Your task -> Please copy every record below exactly, leaving out the pictures.

Data shown ->
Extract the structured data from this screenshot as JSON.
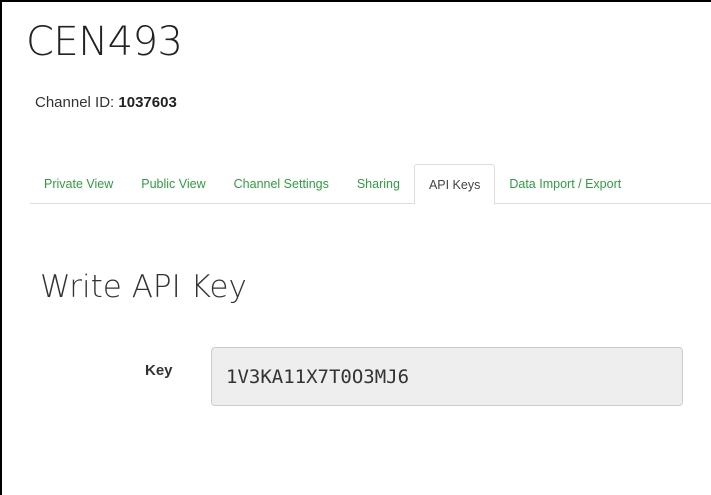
{
  "channel": {
    "title": "CEN493",
    "id_label": "Channel ID: ",
    "id_value": "1037603"
  },
  "tabs": [
    {
      "label": "Private View",
      "active": false
    },
    {
      "label": "Public View",
      "active": false
    },
    {
      "label": "Channel Settings",
      "active": false
    },
    {
      "label": "Sharing",
      "active": false
    },
    {
      "label": "API Keys",
      "active": true
    },
    {
      "label": "Data Import / Export",
      "active": false
    }
  ],
  "write_api_key": {
    "title": "Write API Key",
    "key_label": "Key",
    "key_value": "1V3KA11X7T0O3MJ6"
  },
  "colors": {
    "tab_link": "#2e9e3e",
    "active_tab_text": "#444444",
    "key_field_background": "#eeeeee"
  }
}
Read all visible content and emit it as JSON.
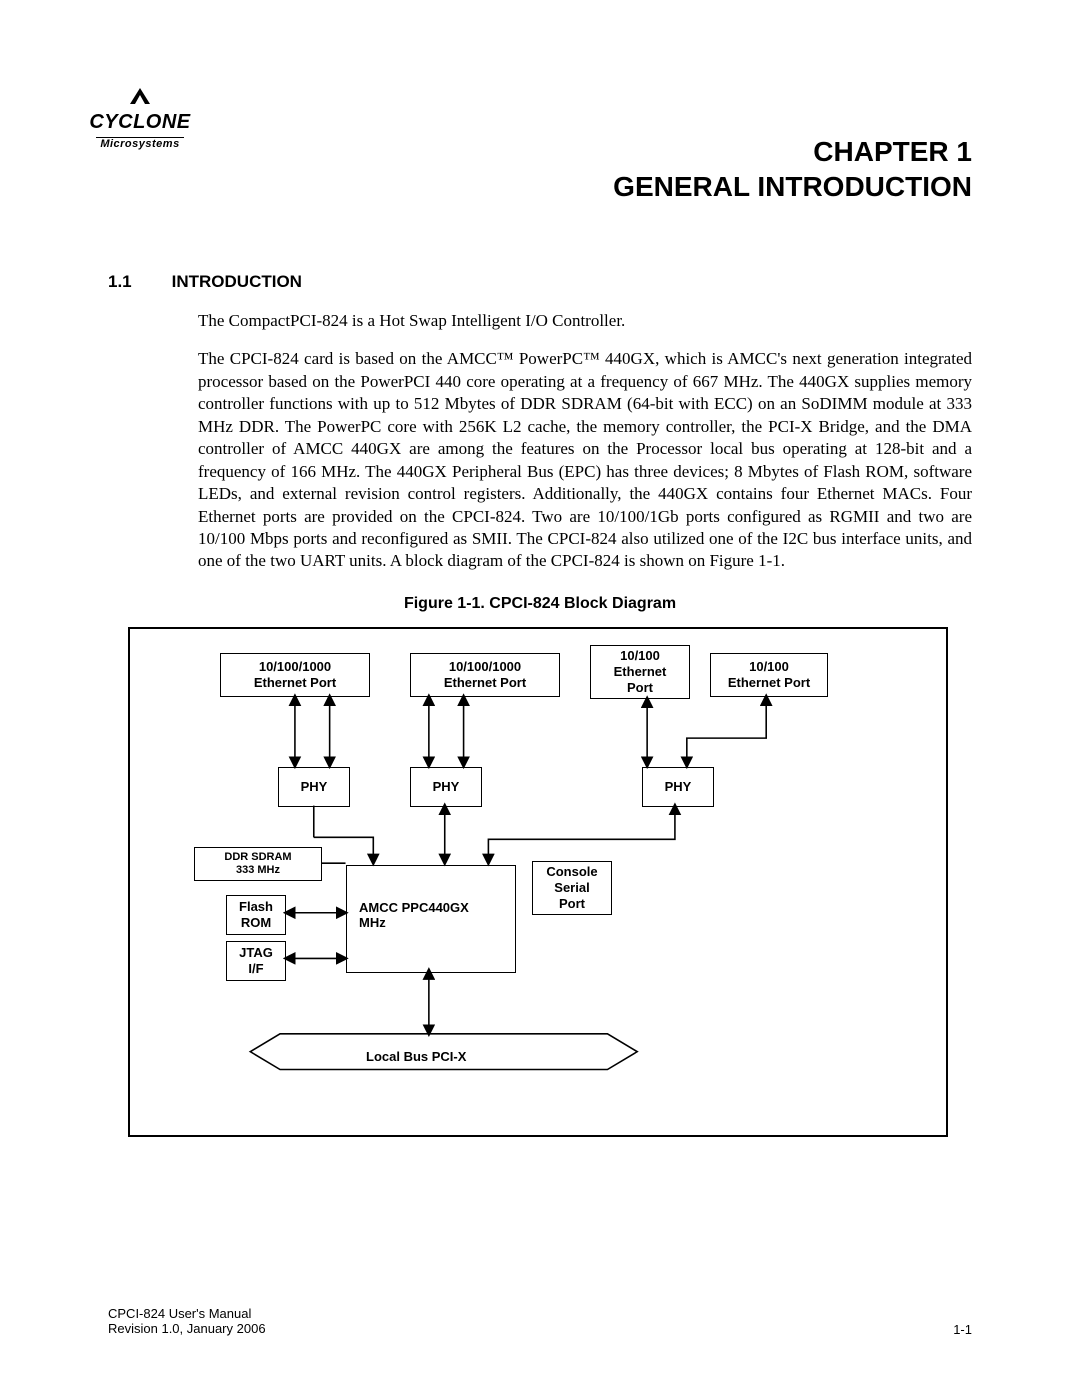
{
  "logo": {
    "name": "CYCLONE",
    "sub": "Microsystems"
  },
  "chapter": {
    "line1": "CHAPTER 1",
    "line2": "GENERAL INTRODUCTION"
  },
  "section": {
    "num": "1.1",
    "title": "INTRODUCTION"
  },
  "para1": "The CompactPCI-824 is a Hot Swap Intelligent I/O Controller.",
  "para2": "The CPCI-824 card is based on the AMCC™ PowerPC™ 440GX, which is AMCC's next generation integrated processor based on the PowerPCI 440 core operating at a frequency of 667 MHz. The 440GX supplies memory controller functions with up to 512 Mbytes of DDR SDRAM (64-bit with ECC) on an SoDIMM module at 333 MHz DDR. The PowerPC core with 256K L2 cache, the memory controller, the PCI-X Bridge, and the DMA controller of AMCC 440GX are among the features on the Processor local bus operating at 128-bit and a frequency of 166 MHz. The 440GX Peripheral Bus (EPC) has three devices; 8 Mbytes of Flash ROM, software LEDs, and external revision control registers. Additionally, the 440GX contains four Ethernet MACs. Four Ethernet ports are provided on the CPCI-824. Two are 10/100/1Gb ports configured as RGMII and two are 10/100 Mbps ports and reconfigured as SMII. The CPCI-824 also utilized one of the I2C bus interface units, and one of the two UART units. A block diagram of the CPCI-824 is shown on Figure 1-1.",
  "figure_caption": "Figure 1-1.  CPCI-824 Block Diagram",
  "diagram": {
    "eth_gig": "10/100/1000\nEthernet Port",
    "eth_100a": "10/100\nEthernet\nPort",
    "eth_100b": "10/100\nEthernet Port",
    "phy": "PHY",
    "ddr": "DDR SDRAM\n333 MHz",
    "flash": "Flash\nROM",
    "jtag": "JTAG\nI/F",
    "cpu": "AMCC PPC440GX\nMHz",
    "console": "Console\nSerial\nPort",
    "bus": "Local Bus PCI-X"
  },
  "footer": {
    "manual": "CPCI-824 User's Manual",
    "rev": "Revision 1.0, January 2006",
    "page": "1-1"
  }
}
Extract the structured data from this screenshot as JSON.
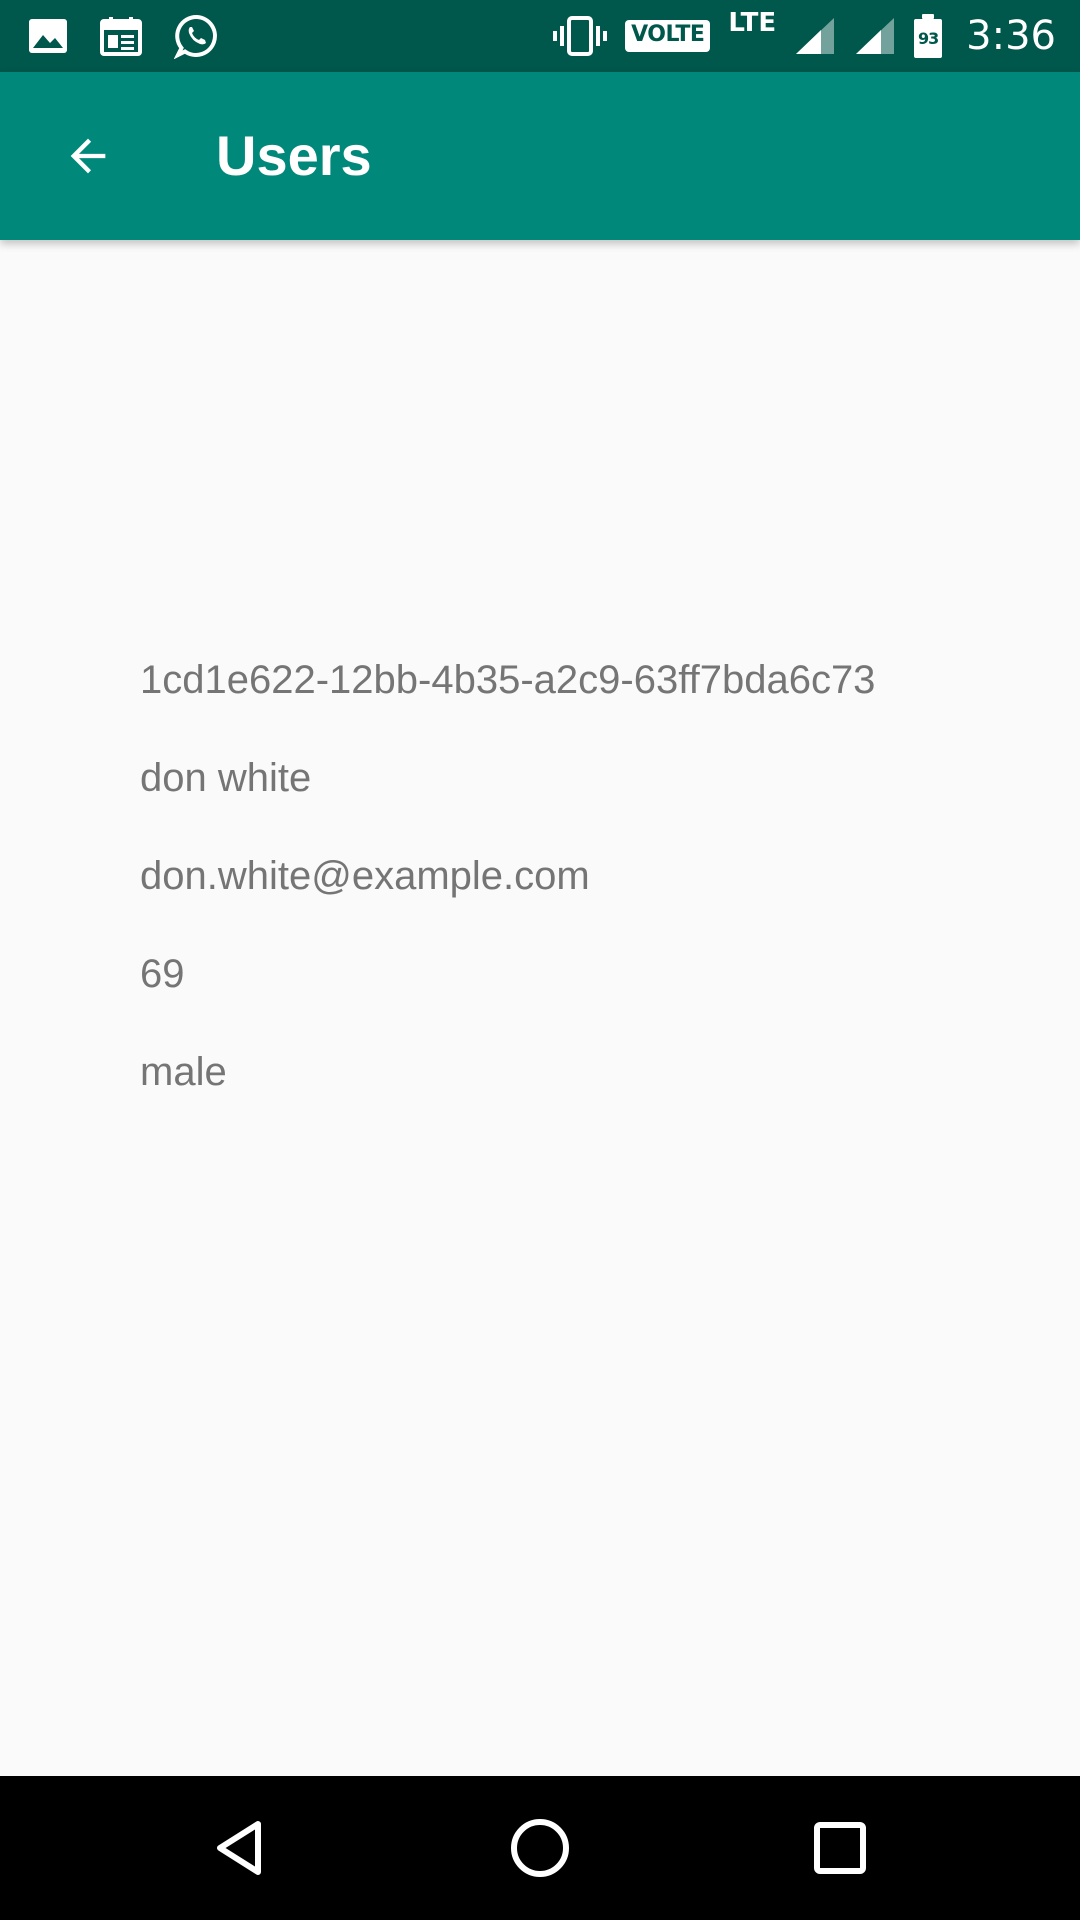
{
  "status_bar": {
    "left_icons": [
      "gallery-icon",
      "calendar-icon",
      "whatsapp-icon"
    ],
    "right_icons": [
      "vibrate-icon",
      "volte-icon",
      "lte-icon",
      "signal-icon",
      "signal-icon",
      "battery-icon"
    ],
    "volte_label": "VOLTE",
    "network_label": "LTE",
    "battery_level": "93",
    "time": "3:36"
  },
  "app_bar": {
    "nav_icon": "arrow-back-icon",
    "title": "Users"
  },
  "user": {
    "id": "1cd1e622-12bb-4b35-a2c9-63ff7bda6c73",
    "name": "don white",
    "email": "don.white@example.com",
    "age": "69",
    "gender": "male"
  },
  "nav_bar": {
    "buttons": [
      "back-triangle-icon",
      "home-circle-icon",
      "recents-square-icon"
    ]
  },
  "colors": {
    "status_bar": "#00574b",
    "app_bar": "#00897b",
    "background": "#fafafa",
    "body_text": "#757575",
    "nav_bar": "#000000"
  }
}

Expected answer ->
Extract the structured data from this screenshot as JSON.
{
  "channel": {
    "title": "CEN493",
    "id_label": "Channel ID: ",
    "id_value": "1037603"
  },
  "tabs": [
    {
      "label": "Private View",
      "active": false
    },
    {
      "label": "Public View",
      "active": false
    },
    {
      "label": "Channel Settings",
      "active": false
    },
    {
      "label": "Sharing",
      "active": false
    },
    {
      "label": "API Keys",
      "active": true
    },
    {
      "label": "Data Import / Export",
      "active": false
    }
  ],
  "write_api_key": {
    "title": "Write API Key",
    "key_label": "Key",
    "key_value": "1V3KA11X7T0O3MJ6"
  },
  "colors": {
    "tab_link": "#2e9e3e",
    "active_tab_text": "#444444",
    "key_field_background": "#eeeeee"
  }
}
Read all visible content and emit it as JSON.
{
  "logo": {
    "name": "CYCLONE",
    "sub": "Microsystems"
  },
  "chapter": {
    "line1": "CHAPTER 1",
    "line2": "GENERAL INTRODUCTION"
  },
  "section": {
    "num": "1.1",
    "title": "INTRODUCTION"
  },
  "para1": "The CompactPCI-824 is a Hot Swap Intelligent I/O Controller.",
  "para2": "The CPCI-824 card is based on the AMCC™ PowerPC™ 440GX, which is AMCC's next generation integrated processor based on the PowerPCI 440 core operating at a frequency of 667 MHz. The 440GX supplies memory controller functions with up to 512 Mbytes of DDR SDRAM (64-bit with ECC) on an SoDIMM module at 333 MHz DDR. The PowerPC core with 256K L2 cache, the memory controller, the PCI-X Bridge, and the DMA controller of AMCC 440GX are among the features on the Processor local bus operating at 128-bit and a frequency of 166 MHz. The 440GX Peripheral Bus (EPC) has three devices; 8 Mbytes of Flash ROM, software LEDs, and external revision control registers. Additionally, the 440GX contains four Ethernet MACs. Four Ethernet ports are provided on the CPCI-824. Two are 10/100/1Gb ports configured as RGMII and two are 10/100 Mbps ports and reconfigured as SMII. The CPCI-824 also utilized one of the I2C bus interface units, and one of the two UART units. A block diagram of the CPCI-824 is shown on Figure 1-1.",
  "figure_caption": "Figure 1-1.  CPCI-824 Block Diagram",
  "diagram": {
    "eth_gig": "10/100/1000\nEthernet Port",
    "eth_100a": "10/100\nEthernet\nPort",
    "eth_100b": "10/100\nEthernet Port",
    "phy": "PHY",
    "ddr": "DDR SDRAM\n333 MHz",
    "flash": "Flash\nROM",
    "jtag": "JTAG\nI/F",
    "cpu": "AMCC PPC440GX\nMHz",
    "console": "Console\nSerial\nPort",
    "bus": "Local Bus PCI-X"
  },
  "footer": {
    "manual": "CPCI-824 User's Manual",
    "rev": "Revision 1.0, January 2006",
    "page": "1-1"
  }
}
Extract the structured data from this screenshot as JSON.
{
  "status_bar": {
    "left_icons": [
      "gallery-icon",
      "calendar-icon",
      "whatsapp-icon"
    ],
    "right_icons": [
      "vibrate-icon",
      "volte-icon",
      "lte-icon",
      "signal-icon",
      "signal-icon",
      "battery-icon"
    ],
    "volte_label": "VOLTE",
    "network_label": "LTE",
    "battery_level": "93",
    "time": "3:36"
  },
  "app_bar": {
    "nav_icon": "arrow-back-icon",
    "title": "Users"
  },
  "user": {
    "id": "1cd1e622-12bb-4b35-a2c9-63ff7bda6c73",
    "name": "don white",
    "email": "don.white@example.com",
    "age": "69",
    "gender": "male"
  },
  "nav_bar": {
    "buttons": [
      "back-triangle-icon",
      "home-circle-icon",
      "recents-square-icon"
    ]
  },
  "colors": {
    "status_bar": "#00574b",
    "app_bar": "#00897b",
    "background": "#fafafa",
    "body_text": "#757575",
    "nav_bar": "#000000"
  }
}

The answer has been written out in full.